Then, the guys from Avenir got in touch with me to tell me they had something they thought might work… “Right,” I’m thinking. At that point I was getting discouraged, and also getting ready to construct something myself, made of PVC pipe and duct tape. Thankfully it didn’t come to that. I discovered they made a cargo trailer that was essentially a box on wheels. Nothing fancy, no weird downward slopes that would angle the nose of the boards right into the ground, no seats for small children that we don’t have or want. Just a well constructed, lightweight, aluminum frame that was high enough away from the wheels that the surfboards could sit perfectly on top of. We had found our trailer.
Avenir Cargo Trailer Details
- 30×18 inches of cargo space
- Cargo capacity: 77lbs
- 20 inch wheels
- Weight: 22 lbs (according to the box it came in. According to my bathroom scale it was closer to 18lbs)
Avenir Cargo Trailer Review
So, I understand that the majority of people out there searching for bicycle cargo trailers are not looking for a way to transport surfboards 1100+ miles. However, here’s how I look at it. If the trailer can do all that, with no trouble, imagine how mechanically sound and lightweight it would be for you to pull whatever it is your little heart desires, be it surfboards or just groceries from the farmers market. I definitely plan on using mine around town now that it’s back from the bike/surf epic.
The Avenir Cargo Trailer comes equipped with a nylon “bed liner” of sorts, plus a bright orange nylon cover. While this material is not 100% waterproof in massive downpours, it certainly puts up a good fight. On all but 2 days of our trip, all the contents of our trailer were dry, even after a hard day of biking in the rain. It also comes with a sweet orange flag. Bonus!
The biggest crux we ran into with the trailer was how to attach it to our bikes. The Avenir Cargo Trailer comes standard with an attachment arm that screws down onto the chainstays bike. The tighter you spin the screw, the harder it clamps to your bike. While I am positive that this would work great for around town endeavors (and offer you great flexibility if you want to move the trailer from one bike to another), it wasn’t the setup we wanted for a 1000+ mile journey. Fortunately, Avenir had thought of this already, and makes an adapter that mounts directly to your axle, which you then attach to the trailer with a cotter pin.
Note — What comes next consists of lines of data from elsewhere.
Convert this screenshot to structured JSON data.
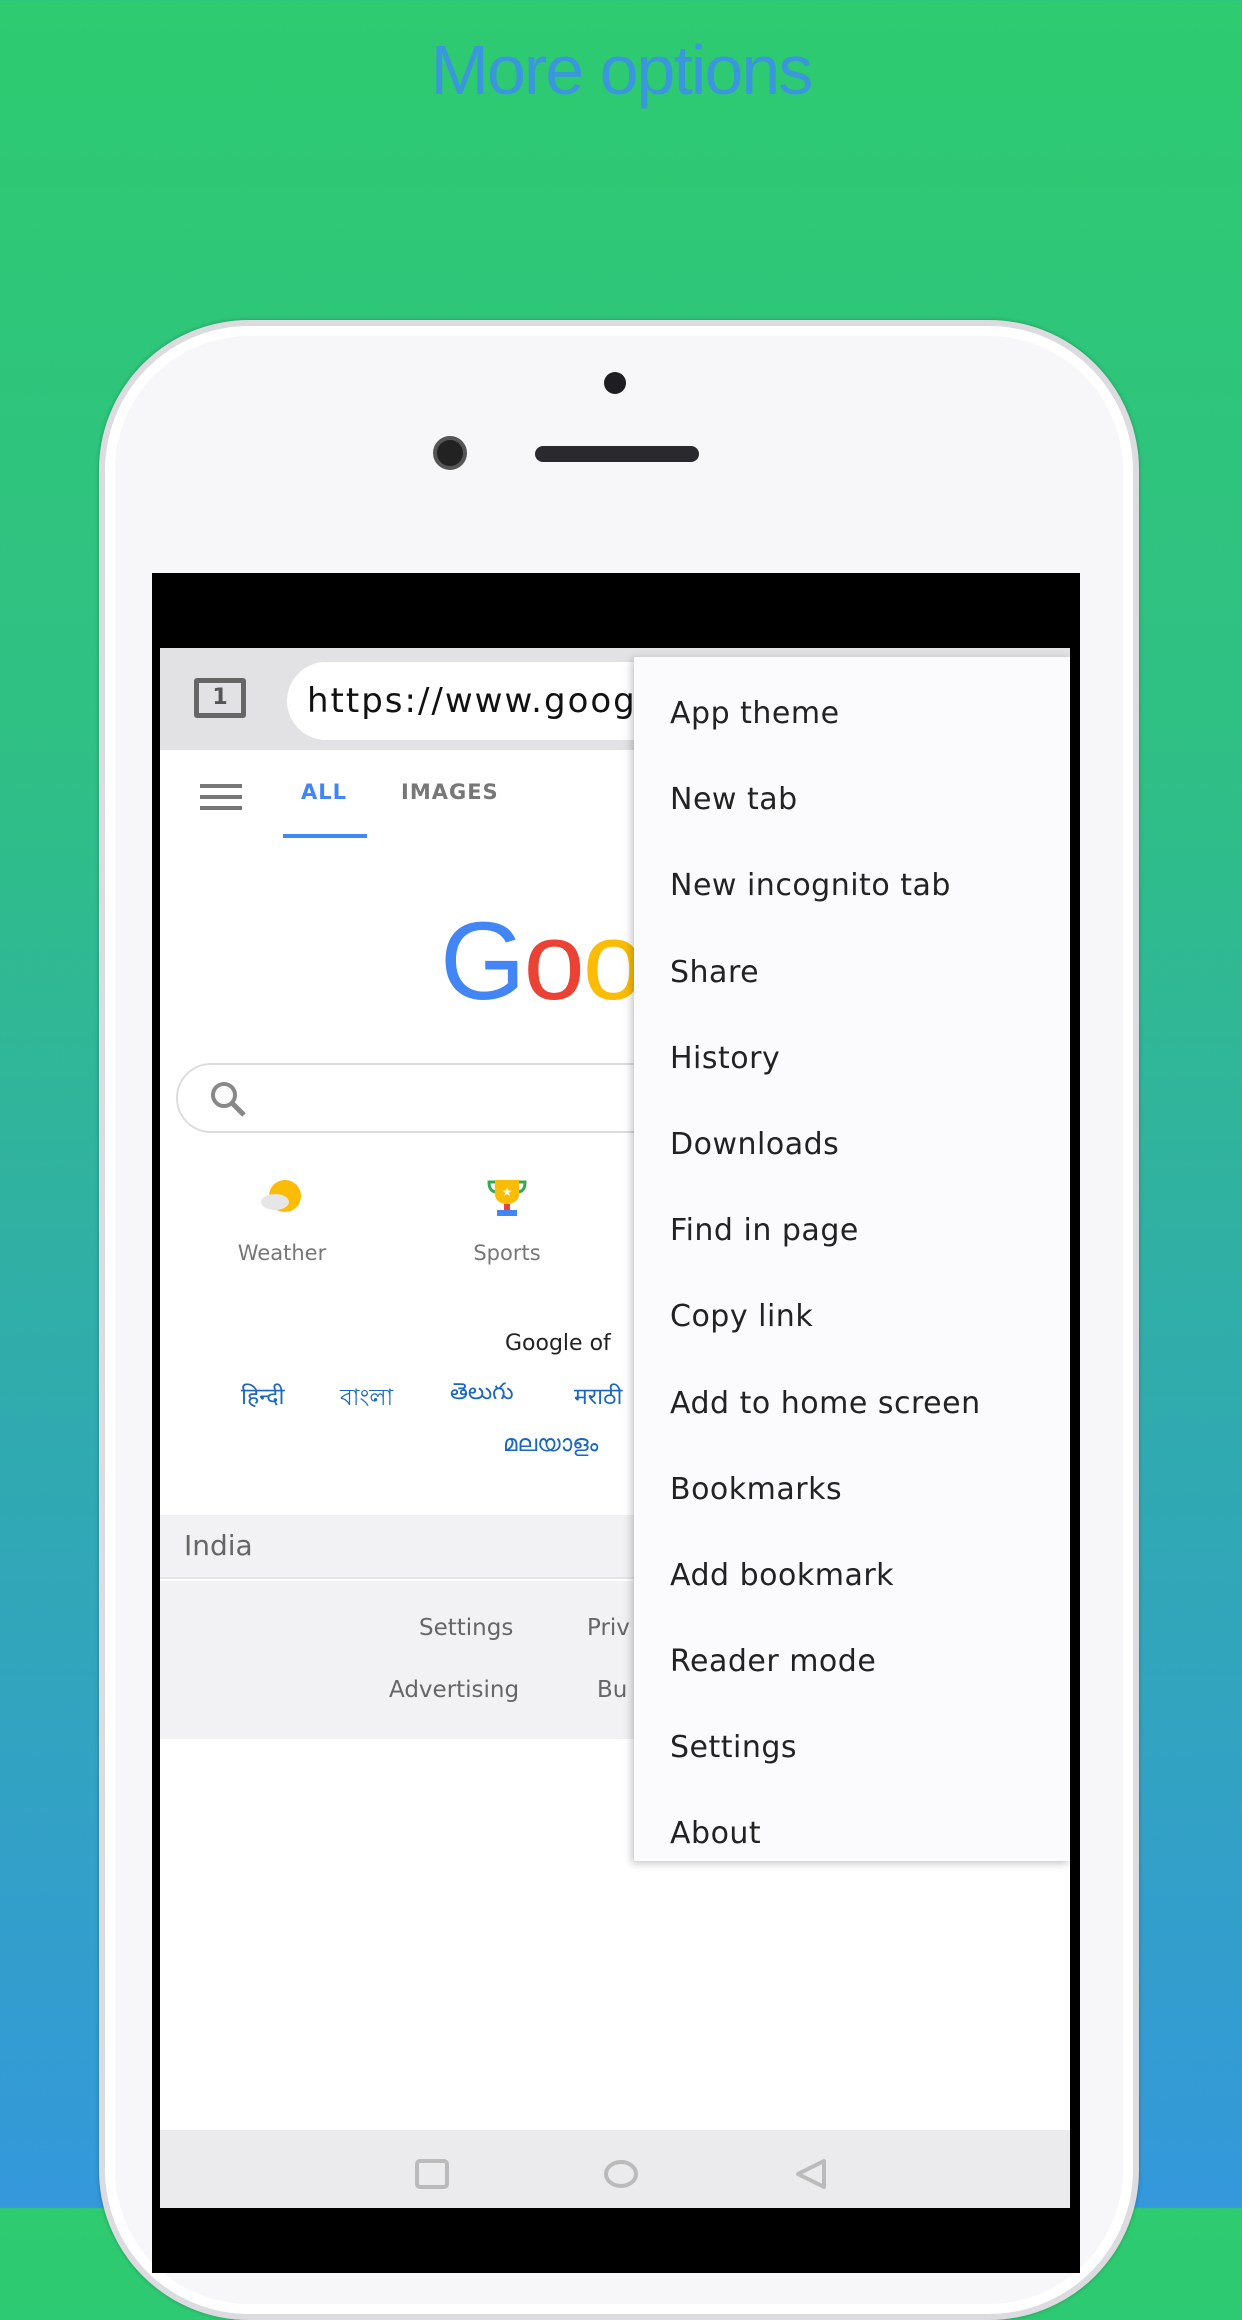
{
  "caption": "More options",
  "browser": {
    "tab_count": "1",
    "url": "https://www.google.com",
    "tabs": [
      {
        "label": "ALL",
        "active": true
      },
      {
        "label": "IMAGES",
        "active": false
      }
    ],
    "logo": "Google",
    "quick_links": [
      {
        "label": "Weather",
        "icon": "weather-icon"
      },
      {
        "label": "Sports",
        "icon": "trophy-icon"
      }
    ],
    "offered_in": "Google of",
    "languages": [
      "हिन्दी",
      "বাংলা",
      "తెలుగు",
      "मराठी",
      "മലയാളം"
    ],
    "region": "India",
    "footer_links": [
      "Settings",
      "Priv",
      "Advertising",
      "Bu"
    ]
  },
  "menu": {
    "items": [
      "App theme",
      "New tab",
      "New incognito tab",
      "Share",
      "History",
      "Downloads",
      "Find in page",
      "Copy link",
      "Add to home screen",
      "Bookmarks",
      "Add bookmark",
      "Reader mode",
      "Settings",
      "About"
    ]
  },
  "colors": {
    "accent": "#4285f4",
    "caption": "#3a96dd",
    "bg_top": "#2ecb70",
    "bg_bottom": "#3498db"
  }
}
For us, this eliminated the possibility of the clamp coming unscrewed each day, or worse, coming unscrewed in the midst of some gnarly highway ascent with no shoulder.
For those of you who’d like to use the cargo trailer as an around-town grocery getter, or for bike tours, this should be sufficient enough information. Feel free to skip ahead to my summary of positive and negative features of the trailer. For those of you die hard surf/bike fans who’ve been searching for years for a way to make your bike a surfmobile (of which I am sure there are at least, oh, well, 5 or 6 of you), read on to learn exactly how to convert your Avenir Cargo Trailer into the Surfmobile Extraordinaire.
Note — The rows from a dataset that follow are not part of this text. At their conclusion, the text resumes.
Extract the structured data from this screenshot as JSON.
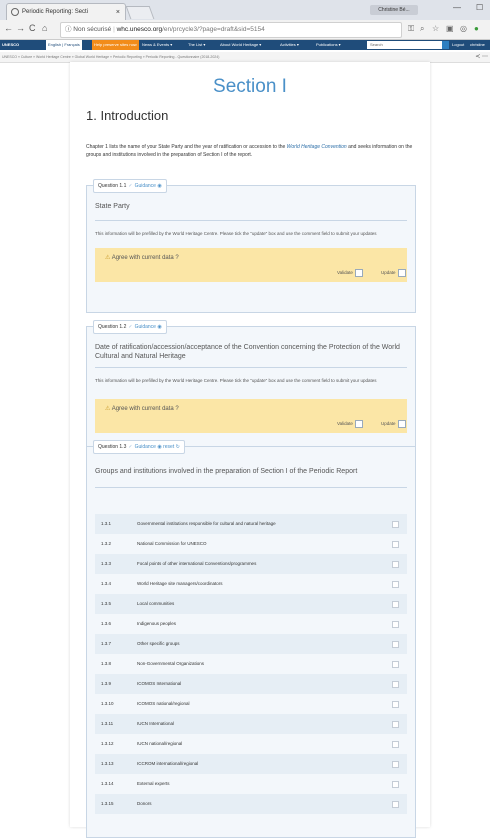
{
  "browser": {
    "tab_title": "Periodic Reporting: Secti",
    "tab_close": "×",
    "user": "Christine Bé...",
    "win_min": "—",
    "win_max": "☐",
    "back": "←",
    "forward": "→",
    "reload": "C",
    "home": "⌂",
    "url_info": "ⓘ Non sécurisé",
    "url_host": "whc.unesco.org",
    "url_path": "/en/prcycle3/?page=draft&sid=5154",
    "star": "☆"
  },
  "topbar": {
    "unesco": "UNESCO",
    "lang": "English | Français",
    "orange": "Help preserve sites now",
    "news": "News & Events ▾",
    "list": "The List ▾",
    "about": "About World Heritage ▾",
    "activities": "Activities ▾",
    "publications": "Publications ▾",
    "search": "Search",
    "logout": "Logout",
    "user": "christine"
  },
  "breadcrumb": "UNESCO » Culture » World Heritage Centre » Global World Heritage » Periodic Reporting » Periodic Reporting - Questionnaire (2018-2024)",
  "share": "≺ ⋯",
  "page": {
    "section_title": "Section I",
    "intro_heading": "1. Introduction",
    "intro_text_1": "Chapter 1 lists the name of your State Party and the year of ratification or accession to the ",
    "intro_link": "World Heritage Convention",
    "intro_text_2": " and seeks information on the groups and institutions involved in the preparation of Section I of the report."
  },
  "q1": {
    "label": "Question 1.1",
    "guidance": "Guidance ◉",
    "title": "State Party",
    "note": "This information will be prefilled by the World Heritage Centre. Please tick the \"update\" box and use the comment field to submit your updates",
    "agree": "Agree with current data ?",
    "validate": "Validate",
    "update": "Update"
  },
  "q2": {
    "label": "Question 1.2",
    "guidance": "Guidance ◉",
    "title": "Date of ratification/accession/acceptance of the Convention concerning the Protection of the World Cultural and Natural Heritage",
    "note": "This information will be prefilled by the World Heritage Centre. Please tick the \"update\" box and use the comment field to submit your updates",
    "agree": "Agree with current data ?",
    "validate": "Validate",
    "update": "Update"
  },
  "q3": {
    "label": "Question 1.3",
    "guidance": "Guidance ◉",
    "reset": "reset ↻",
    "title": "Groups and institutions involved in the preparation of Section I of the Periodic Report",
    "items": [
      {
        "num": "1.3.1",
        "label": "Governmental institutions responsible for cultural and natural heritage"
      },
      {
        "num": "1.3.2",
        "label": "National Commission for UNESCO"
      },
      {
        "num": "1.3.3",
        "label": "Focal points of other international Conventions/programmes"
      },
      {
        "num": "1.3.4",
        "label": "World Heritage site managers/coordinators"
      },
      {
        "num": "1.3.5",
        "label": "Local communities"
      },
      {
        "num": "1.3.6",
        "label": "Indigenous peoples"
      },
      {
        "num": "1.3.7",
        "label": "Other specific groups"
      },
      {
        "num": "1.3.8",
        "label": "Non-Governmental Organizations"
      },
      {
        "num": "1.3.9",
        "label": "ICOMOS International"
      },
      {
        "num": "1.3.10",
        "label": "ICOMOS national/regional"
      },
      {
        "num": "1.3.11",
        "label": "IUCN International"
      },
      {
        "num": "1.3.12",
        "label": "IUCN national/regional"
      },
      {
        "num": "1.3.13",
        "label": "ICCROM international/regional"
      },
      {
        "num": "1.3.14",
        "label": "External experts"
      },
      {
        "num": "1.3.15",
        "label": "Donors"
      }
    ]
  }
}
After assembling the cargo trailer, we took two regular car top surfboard pads (you know, the kind that DaKine makes), and inserted those onto the top rails of the cargo trailer at both the front and back end. This created some padding between the boards and the metal trailer frame. In all the amazing coincidences, the standard sized surfboard car-top pad length also happens to be the exact same width as the width of the Avenir Cargo trailer body, so it fit perfectly. Next, we loaded all the other gear into the trailer. Then, we put the nylon cover on the trailer, also covering the surfboard pads, leaving us a beautiful, level, flat surface to set the boards on. Last step was to cam strap the boards down just as we would have had they been on the roof rack of my Tacoma. 2 straps, each one looped around each side of the trailer and then coming across, held the surfboards on for the entire trip. We had minimal drag, minimal wind problems, and overall, it functioned amazingly well.
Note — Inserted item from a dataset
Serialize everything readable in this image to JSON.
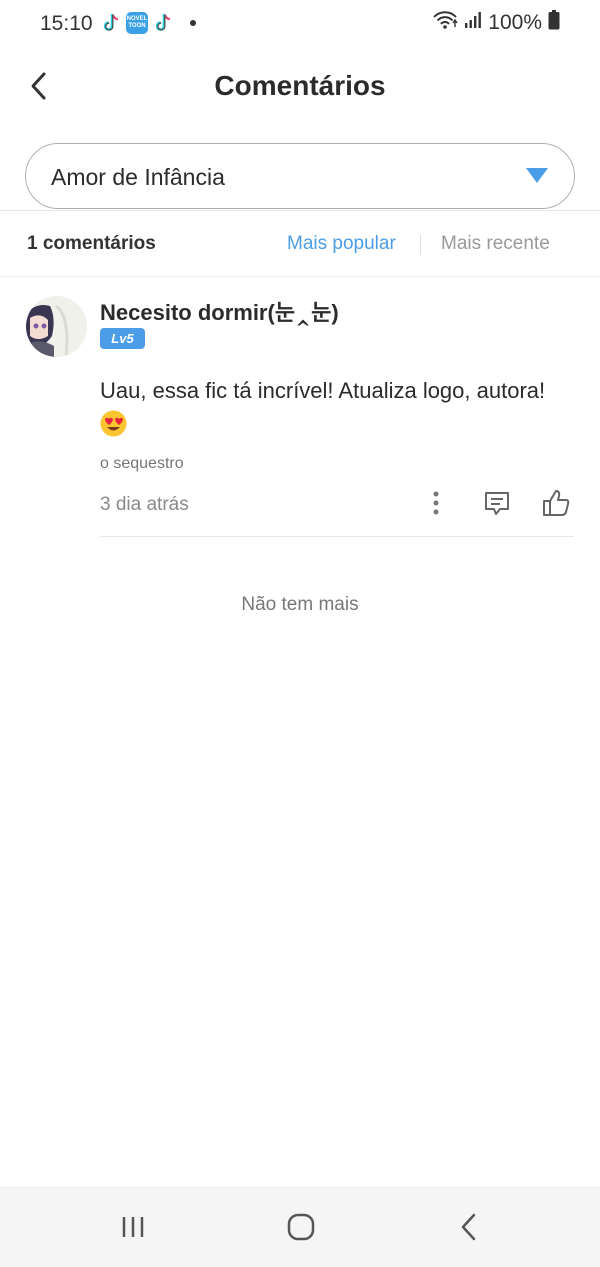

- Durable- 1117 miles loaded with gear and surfboards and the only problem we had was a busted spoke 4 miles from our final destination. Zero flats. Zero attachment issues, unlike some other cyclists we met on the road.
- Lightweight, especially for a 2 wheeled trailer of its size.
- The only trailer out there that will work for surfboard transit. Trust me. I’ve looked.
- Collapsible, making storage or travel to and from your actual biking destination easy.
- 2 different attachment methods ensure that you’ll find something that works for your trailer use needs.
- A great bargin at $230
- A 2 wheeled trailer offers more rolling resistance than a single wheel, making it slightly more difficult to pull than its single wheeled counterparts
A bomb-proof cargo trailer at a great price.